Mr. Speaker, I am glad to return to an issue I raised in June with the Minister of Human Resources Development when I asked him what plans he had in place to ensure that Canadians and their families would not be subject to the level of poverty that they are presently subject to.
We know from experience that Canada has to a very large degree eliminated poverty among its senior citizens. There is still a category of senior women who are subject to severe deprivation, but on the whole we have responded to that problem. We have essentially eliminated poverty among senior citizens, although quite clearly we have not done so with regard to our children. There are now 1.3 million children in Canada living in poverty, more than when this government took office. There are 2.3 or 2.4 million Canadians living on social assistance and 1.6 million living on unemployment insurance.
We clearly have a major problem in terms of our economy not working for those four million Canadians and in particular for those 1.3 million children.
In response to the minister when he talked about unemployment insurance-and I do not quite know why he did that-I want to return to the point that I made with him because I think Canadians need and this House deserves to know what specific plans the Minister of Human Resources Development has under way to eliminate poverty among young people and in particular young children. We know that this House in 1989 unanimously committed itself to eliminating child poverty by the year 2000. We also know that this House is unlikely to see any improvements in that regard as long as we continue in the direction we are taking.
All we have seen from this government are plans to cut billions of dollars from social programs spending at a time when Canadians are in record numbers experiencing difficulties.
We see a continuation of the Mulroney agenda where unemployment is blamed on the unemployed. The notion is that the problem is with the unemployed.
If you look at the documentation presented by the minister, you will see that his response to unemployment is to say that there is a problem in the employability of Canadians, that they need more training, more skills and so on.

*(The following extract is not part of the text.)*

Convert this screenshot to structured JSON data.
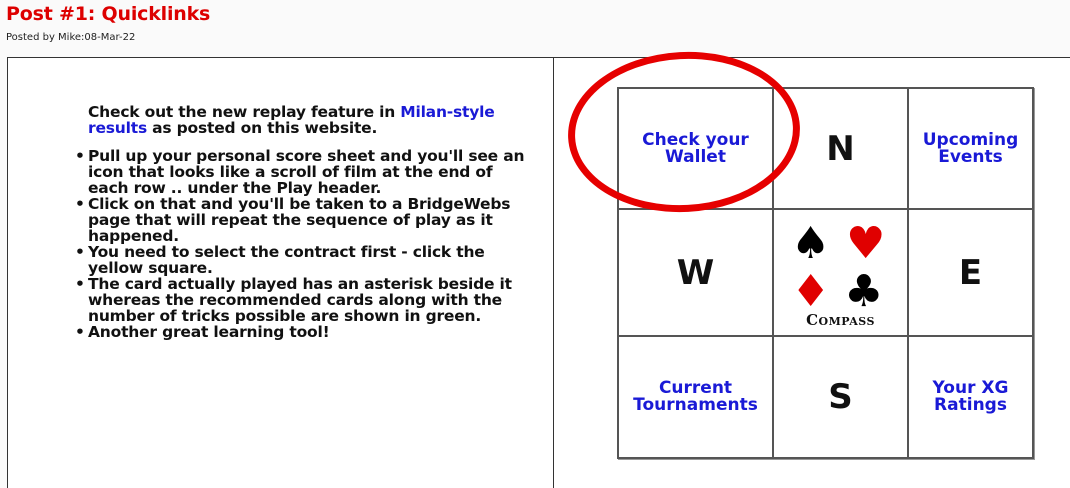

We all know that we can do with more training. All of us in this House can do with more training. If there are no jobs for Canadians at the end of this training as is plainly the case at the present time, this training goes for naught. In particular the sort of training programs that have been put in place by this
government and other federal governments has cost enormous amounts of money to train the participants in the program.
If we look at the works program, we see a huge drop-out rate in the program. We see a huge cost in terms of training those Canadians. We see this in the context of further deep cuts to social program spending. We do not need to move to an American approach to social programs, which this government is continuing. It is a trend that the Mulroney government introduced.
We do not need that Americanized approach. We need a compassionate, caring approach. We need to look at countries that have been more successful than we have in dealing with those problems of poverty.
As we all know, only the United States has a worse poverty problem than Canada in the industrialized nations. We should look to those European countries which have taken a very much different approach to this problem, an approach which has enabled more and more citizens to live in dignity.
We have a choice in Canada. We can if we want to continue to slash programs as this government plans to do or we can instead focus on the core problem which is that we do not have enough jobs in this economy. This economy is not producing enough jobs for those Canadians who need them. We have no leadership in that regard.
The Minister of Finance and the Minister of Human Resources Development have said basically they will take a hands-off approach to this except for a couple of programs involving the youth and involving the infrastructure program. It has put some Canadians back to work but still left millions not working.
They said they will take a hands-off approach and let the private sector develop those jobs. Over the last 15 years the private sector has simply not done that. The private sector has not created the jobs that Canada needs. It requires a concerted approach from the government in conjunction with the provinces, in conjunction with business and labour and the various communities across this country.
The point I really want to make with the minister is that there is a need for urgency. We do have to come to grips with this problem of insufficient jobs in this economy. We cannot deal with the deficit unless we attack that problem.